Little Scarlet (Crocothemis sanguinolenta)

The photo above (by Sharon Stanton) can be viewed in OdonataMAP here.

Find this species in the FBIS database (Freshwater Biodiversity Information System) here.

Family Libellulidae

Crocothemis sanguinolenta LITTLE SCARLET


Small Size

Length up to 38mm; Wingspan reaches 63mm.

Males are best identified by their stout, pointed abdomens with feint black lateral spots and pale red pterostigmas. The intensity of the red colouration is variable and ranges from washed out pink-red to shiny, vivid red.

The colouration of females is also variable, ranging from yellowish-brown to pink-brown to red.

This species is most similar to Crocothemis erythraea, but that species is larger and has a broader abdomen lacking lateral black spots. Crocothemis erythraea also has longer yellowish, as opposed to reddish pterostigmas.

Within the limited area of overlap, it may also be mistaken for Crocothemis divisa (Rock Scarlet). The Rock Scarlet differs by completely lacking any amber at the wing bases, by having a bright pink-red abdomen, very long red pterostigmas and a mostly brown thorax with a red wash above.

Click here for more details on identification.

Crocothemis sanguinolenta – Old Male
Mkuze River, KwaZulu-Natal
Photo by Ryan Tippett
Crocothemis sanguinolenta – Young Male
Photo by John Wilkinson
Crocothemis sanguinolenta – Female
Mkuze River, KwaZulu-Natal
Photo by Ryan Tippett


Mostly associated with the flowing water of streams and rivers. Prefers more open sites with abundant rocks and gravelly substrate. Also frequents rocky ponds in mountainous areas.

Habitat – Oribi Gorge Nature Reserve, KwaZulu-Natal
Photo by Ryan Tippett


Mostly perches on bare ground or on rocks. Very occasionally perches on stream side vegetation. Interestingly, non-breeding males that spend periods away from water become less brightly coloured in washed out red to pink.

Status and Distribution

Crocothemis sanguinolenta is a common species and is listed as of Least Concern in the IUCN Red List of Threatened Species. Reliance on flowing river and stream habitat means it does not readily adapt to man-made habitats.


Found virtually throughout Sub-Saharan Africa. Also occurs in northern Madagascar and parts of the Middle East.

Below is a map showing the distribution of records for Little Scarlet in the OdonataMAP database as at February 2020.

The next map below is an imputed map, produced by an interpolation algorithm, which attempts to generate a full distribution map from the partial information in the map above. This map will be improved by the submission of records to the OdonataMAP section of the Virtual Museum.

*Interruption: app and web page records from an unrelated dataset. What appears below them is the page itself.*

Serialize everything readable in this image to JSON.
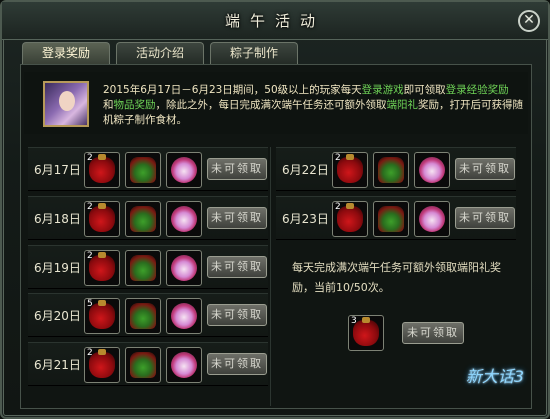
{
  "window": {
    "title": "端午活动"
  },
  "tabs": [
    {
      "label": "登录奖励",
      "active": true
    },
    {
      "label": "活动介绍",
      "active": false
    },
    {
      "label": "粽子制作",
      "active": false
    }
  ],
  "notice": {
    "line1_prefix": "2015年6月17日－6月23日期间，50级以上的玩家每天",
    "login_game": "登录游戏",
    "line1_mid": "即可领取",
    "login_exp": "登录经验奖励",
    "line2_and": "和",
    "item_reward": "物品奖励",
    "line2_mid": "，除此之外，每日完成满次端午任务还可额外领取",
    "duanyang": "端阳礼",
    "line2_suffix": "奖励，打开后可获得随机粽子制作食材。"
  },
  "rows_left": [
    {
      "date": "6月17日",
      "count": "2",
      "button": "未可领取"
    },
    {
      "date": "6月18日",
      "count": "2",
      "button": "未可领取"
    },
    {
      "date": "6月19日",
      "count": "2",
      "button": "未可领取"
    },
    {
      "date": "6月20日",
      "count": "5",
      "button": "未可领取"
    },
    {
      "date": "6月21日",
      "count": "2",
      "button": "未可领取"
    }
  ],
  "rows_right": [
    {
      "date": "6月22日",
      "count": "2",
      "button": "未可领取"
    },
    {
      "date": "6月23日",
      "count": "2",
      "button": "未可领取"
    }
  ],
  "bonus": {
    "text": "每天完成满次端午任务可额外领取端阳礼奖励，当前10/50次。",
    "count": "3",
    "button": "未可领取"
  },
  "logo_text": "新大话3",
  "close_icon": "close-icon"
}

Ultimately, we will produce a series of maps for all the odonata species in the region. The current algorithm is a new algorithm. The objective is mainly to produce “smoothed” maps that could go into a field guide for odonata. This basic version of the algorithm (as mapped above) does not make use of “explanatory variables” (e.g. altitude, terrain roughness, presence of freshwater — we will be producing maps that take these variables into account soon). Currently, it only makes use of the OdonataMAP records for the species being mapped, as well as all the other records of all other species. The basic maps are “optimistic” and will generally show ranges to be larger than what they probably are.

These maps use the data in the OdonataMAP section of the Virtual Museum, and also the database assembled by the previous JRS funded project, which was led by Professor Michael Samways and Dr KD Dijkstra.

Dragonfly Atlas: Megan Loftie-Eaton, Ryan Tippett, Rene Navarro & Les Underhill
Dragonfly Atlas: Megan Loftie-Eaton, Ryan Tippett, Rene Navarro & Les Underhill
Megan Loftie-Eaton is our communications, social media and citizen science projects coordinator. Prior to her work for the BDI, she coordinated OdonataMAP, the Atlas of African Odonata. Ryan Tippett is an enthusiastic contributor to Citizen Science and has added many important and interesting records of fauna and flora. He has been a member of the VMU since 2014 and has currently submitted over 11000 records. He is also on the expert identification panel for the OdonataMAP project. Rene Navarro is the genius behind the Virtual Museum. Prof Les Underhill has been Director of the Animal Demography Unit (ADU) at the University of Cape Town since it started in 1991. Although citizen science in biology is Les’s passion, his academic background is in mathematical statistics.